→ Source records
================

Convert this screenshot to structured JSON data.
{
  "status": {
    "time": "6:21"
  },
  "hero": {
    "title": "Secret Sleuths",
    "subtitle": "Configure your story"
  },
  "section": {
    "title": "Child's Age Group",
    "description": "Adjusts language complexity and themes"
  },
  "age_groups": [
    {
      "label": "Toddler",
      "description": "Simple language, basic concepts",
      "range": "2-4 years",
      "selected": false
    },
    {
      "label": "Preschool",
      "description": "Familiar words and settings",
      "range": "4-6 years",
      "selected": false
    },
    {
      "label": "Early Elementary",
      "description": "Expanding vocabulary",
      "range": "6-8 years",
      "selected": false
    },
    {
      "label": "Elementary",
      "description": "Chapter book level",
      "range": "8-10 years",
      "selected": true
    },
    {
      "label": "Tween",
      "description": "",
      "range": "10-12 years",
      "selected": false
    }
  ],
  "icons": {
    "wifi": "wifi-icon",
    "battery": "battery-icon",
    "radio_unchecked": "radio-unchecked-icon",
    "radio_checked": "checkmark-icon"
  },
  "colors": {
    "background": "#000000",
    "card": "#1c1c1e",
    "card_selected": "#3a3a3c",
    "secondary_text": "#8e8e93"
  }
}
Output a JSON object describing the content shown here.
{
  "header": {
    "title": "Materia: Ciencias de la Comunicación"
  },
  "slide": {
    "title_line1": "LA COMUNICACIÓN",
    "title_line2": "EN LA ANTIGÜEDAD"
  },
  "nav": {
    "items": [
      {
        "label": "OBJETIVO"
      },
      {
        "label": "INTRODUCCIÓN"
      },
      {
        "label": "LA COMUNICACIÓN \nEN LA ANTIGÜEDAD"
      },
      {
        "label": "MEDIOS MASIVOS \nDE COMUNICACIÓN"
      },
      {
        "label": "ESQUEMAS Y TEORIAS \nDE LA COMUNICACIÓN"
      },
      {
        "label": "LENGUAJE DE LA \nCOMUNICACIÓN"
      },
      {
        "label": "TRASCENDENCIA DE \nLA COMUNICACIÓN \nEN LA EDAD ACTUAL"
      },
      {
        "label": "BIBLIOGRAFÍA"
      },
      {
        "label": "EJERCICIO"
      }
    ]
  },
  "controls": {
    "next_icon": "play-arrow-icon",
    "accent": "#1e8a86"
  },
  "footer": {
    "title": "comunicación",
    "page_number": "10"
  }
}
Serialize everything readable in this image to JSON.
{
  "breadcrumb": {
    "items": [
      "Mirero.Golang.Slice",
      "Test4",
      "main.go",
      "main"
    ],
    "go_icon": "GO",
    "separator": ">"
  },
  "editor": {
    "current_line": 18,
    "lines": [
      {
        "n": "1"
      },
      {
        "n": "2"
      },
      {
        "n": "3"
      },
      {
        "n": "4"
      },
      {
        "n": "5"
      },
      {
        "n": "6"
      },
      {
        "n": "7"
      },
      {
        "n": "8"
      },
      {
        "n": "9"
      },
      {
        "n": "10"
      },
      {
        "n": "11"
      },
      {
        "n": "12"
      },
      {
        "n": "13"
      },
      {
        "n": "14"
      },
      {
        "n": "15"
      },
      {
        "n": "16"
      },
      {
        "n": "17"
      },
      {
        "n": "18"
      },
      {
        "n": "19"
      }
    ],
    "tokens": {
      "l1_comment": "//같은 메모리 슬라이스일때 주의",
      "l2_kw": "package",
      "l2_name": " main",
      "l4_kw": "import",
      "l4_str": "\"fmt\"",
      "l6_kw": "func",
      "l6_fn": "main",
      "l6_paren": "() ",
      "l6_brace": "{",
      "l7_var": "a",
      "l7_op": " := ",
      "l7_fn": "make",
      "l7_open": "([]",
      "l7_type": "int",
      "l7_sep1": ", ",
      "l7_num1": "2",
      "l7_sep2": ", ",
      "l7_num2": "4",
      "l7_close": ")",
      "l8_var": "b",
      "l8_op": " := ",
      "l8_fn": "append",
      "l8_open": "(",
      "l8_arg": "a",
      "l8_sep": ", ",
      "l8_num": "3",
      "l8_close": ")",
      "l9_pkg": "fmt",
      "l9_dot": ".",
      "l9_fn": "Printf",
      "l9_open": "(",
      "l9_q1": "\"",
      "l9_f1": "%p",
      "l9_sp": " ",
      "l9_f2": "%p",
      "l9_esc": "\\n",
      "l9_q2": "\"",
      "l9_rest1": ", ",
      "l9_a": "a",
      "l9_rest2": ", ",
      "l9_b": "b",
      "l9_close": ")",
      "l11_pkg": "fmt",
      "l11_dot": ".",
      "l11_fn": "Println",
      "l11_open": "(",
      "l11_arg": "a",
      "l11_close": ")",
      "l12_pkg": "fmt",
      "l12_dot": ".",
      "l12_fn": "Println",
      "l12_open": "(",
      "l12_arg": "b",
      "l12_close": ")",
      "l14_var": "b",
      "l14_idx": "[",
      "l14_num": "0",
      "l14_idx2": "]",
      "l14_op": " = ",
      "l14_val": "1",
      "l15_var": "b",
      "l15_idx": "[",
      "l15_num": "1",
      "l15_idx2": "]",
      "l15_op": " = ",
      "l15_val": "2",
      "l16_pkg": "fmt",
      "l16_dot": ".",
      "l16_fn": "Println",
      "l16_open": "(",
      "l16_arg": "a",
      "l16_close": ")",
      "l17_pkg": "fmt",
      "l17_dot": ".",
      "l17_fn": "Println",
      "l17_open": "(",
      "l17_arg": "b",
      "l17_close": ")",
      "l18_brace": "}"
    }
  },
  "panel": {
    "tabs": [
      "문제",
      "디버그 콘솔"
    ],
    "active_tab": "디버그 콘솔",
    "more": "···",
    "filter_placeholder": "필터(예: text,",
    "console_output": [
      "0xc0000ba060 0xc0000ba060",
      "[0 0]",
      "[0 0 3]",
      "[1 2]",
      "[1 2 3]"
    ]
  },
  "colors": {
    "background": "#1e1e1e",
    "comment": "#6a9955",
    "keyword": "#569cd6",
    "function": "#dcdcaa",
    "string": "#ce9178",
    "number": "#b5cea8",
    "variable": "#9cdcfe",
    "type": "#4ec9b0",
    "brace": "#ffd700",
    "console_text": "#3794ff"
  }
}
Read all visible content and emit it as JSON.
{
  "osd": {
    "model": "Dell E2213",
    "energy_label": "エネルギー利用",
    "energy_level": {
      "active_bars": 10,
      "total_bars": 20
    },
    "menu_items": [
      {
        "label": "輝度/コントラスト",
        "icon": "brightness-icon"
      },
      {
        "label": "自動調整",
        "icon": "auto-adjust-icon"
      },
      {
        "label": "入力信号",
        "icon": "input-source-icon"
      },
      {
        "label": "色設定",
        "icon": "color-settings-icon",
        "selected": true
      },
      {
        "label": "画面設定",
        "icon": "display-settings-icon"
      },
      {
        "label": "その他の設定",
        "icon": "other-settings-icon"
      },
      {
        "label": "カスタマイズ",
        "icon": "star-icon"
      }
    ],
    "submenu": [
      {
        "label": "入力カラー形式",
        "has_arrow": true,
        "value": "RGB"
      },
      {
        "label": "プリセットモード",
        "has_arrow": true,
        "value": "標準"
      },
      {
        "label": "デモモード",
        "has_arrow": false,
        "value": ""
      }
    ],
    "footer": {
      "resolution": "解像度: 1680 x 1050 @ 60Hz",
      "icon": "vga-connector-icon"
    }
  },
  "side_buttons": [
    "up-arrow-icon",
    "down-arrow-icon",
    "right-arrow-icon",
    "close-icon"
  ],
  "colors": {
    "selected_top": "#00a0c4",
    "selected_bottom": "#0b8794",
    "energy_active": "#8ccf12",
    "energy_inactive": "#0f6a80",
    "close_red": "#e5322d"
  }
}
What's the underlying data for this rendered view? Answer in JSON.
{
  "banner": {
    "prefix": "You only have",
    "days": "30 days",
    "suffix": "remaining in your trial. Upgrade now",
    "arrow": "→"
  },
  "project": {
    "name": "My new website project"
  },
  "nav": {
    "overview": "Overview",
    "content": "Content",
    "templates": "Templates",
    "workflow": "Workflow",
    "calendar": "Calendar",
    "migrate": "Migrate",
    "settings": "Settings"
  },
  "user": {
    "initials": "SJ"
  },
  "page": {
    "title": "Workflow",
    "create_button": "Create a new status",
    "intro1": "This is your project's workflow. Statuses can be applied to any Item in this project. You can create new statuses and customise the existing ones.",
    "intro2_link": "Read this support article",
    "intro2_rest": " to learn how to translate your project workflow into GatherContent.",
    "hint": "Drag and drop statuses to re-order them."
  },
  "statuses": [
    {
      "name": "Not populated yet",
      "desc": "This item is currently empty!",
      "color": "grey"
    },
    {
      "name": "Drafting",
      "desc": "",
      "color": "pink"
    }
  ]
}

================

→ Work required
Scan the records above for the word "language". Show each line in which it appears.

→ Worked solution
    "description": "Adjusts language complexity and themes"
      "description": "Simple language, basic concepts",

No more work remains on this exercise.